Aims/hypothesis: The mechanisms by which glucose regulates glucagon release are poorly understood. The present study aimed to clarify the direct effects of glucose on the glucagon-releasing alpha cells and those effects mediated by paracrine islet factors.
Materials and methods: Glucagon, insulin and somatostatin release were measured from incubated mouse pancreatic islets and the cytoplasmic Ca(2+) concentration ([Ca(2+)](i)) recorded in isolated mouse alpha cells.
Results: Glucose inhibited glucagon release with maximal effect at 7 mmol/l. Since this concentration corresponded to threshold stimulation of insulin secretion, it is unlikely that inhibition of glucagon secretion is mediated by beta cell factors. Although somatostatin secretion data seemed consistent with a role of this hormone in glucose-inhibited glucagon release, a somatostatin receptor type 2 antagonist stimulated glucagon release without diminishing the inhibitory effect of glucose. In islets exposed to tolbutamide plus 8 mmol/l K(+), glucose inhibited glucagon secretion without stimulating the release of insulin and somatostatin, indicating a direct inhibitory effect on the alpha cells that was independent of ATP-sensitive K(+) channels. Glucose lowered [Ca(2+)](i) of individual alpha cells independently of somatostatin and beta cell factors (insulin, Zn(2+) and gamma-aminobutyric acid). Glucose suppression of glucagon release was prevented by inhibitors of the sarco(endo)plasmic reticulum Ca(2+)-ATPase, which abolished the [Ca(2+)](i)-lowering effect of glucose on isolated alpha cells.

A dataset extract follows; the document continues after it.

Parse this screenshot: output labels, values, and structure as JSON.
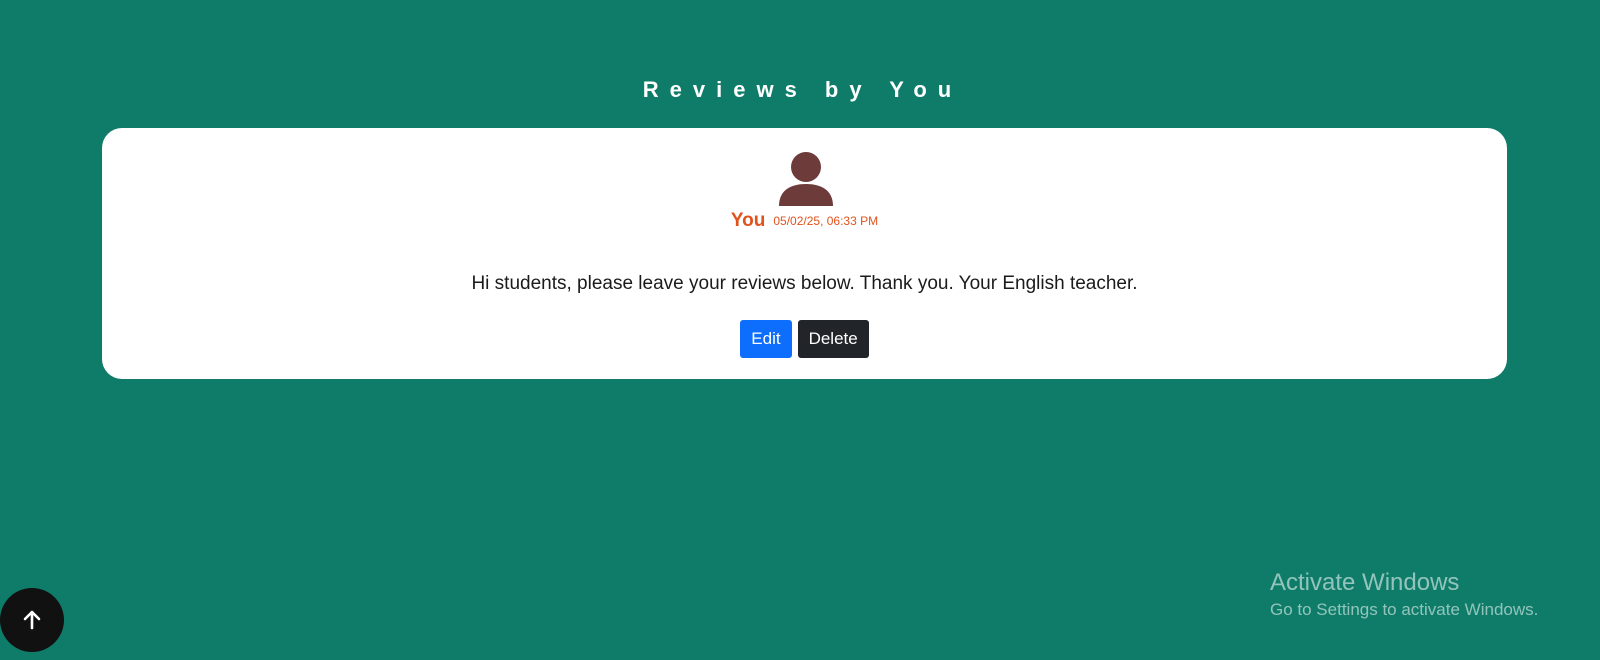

Conclusions/interpretation: Beta cell factors or somatostatin do not seem to mediate glucose inhibition of glucagon secretion. We instead propose that glucose has a direct inhibitory effect on mouse alpha cells by suppressing a depolarising Ca(2+) store-operated current.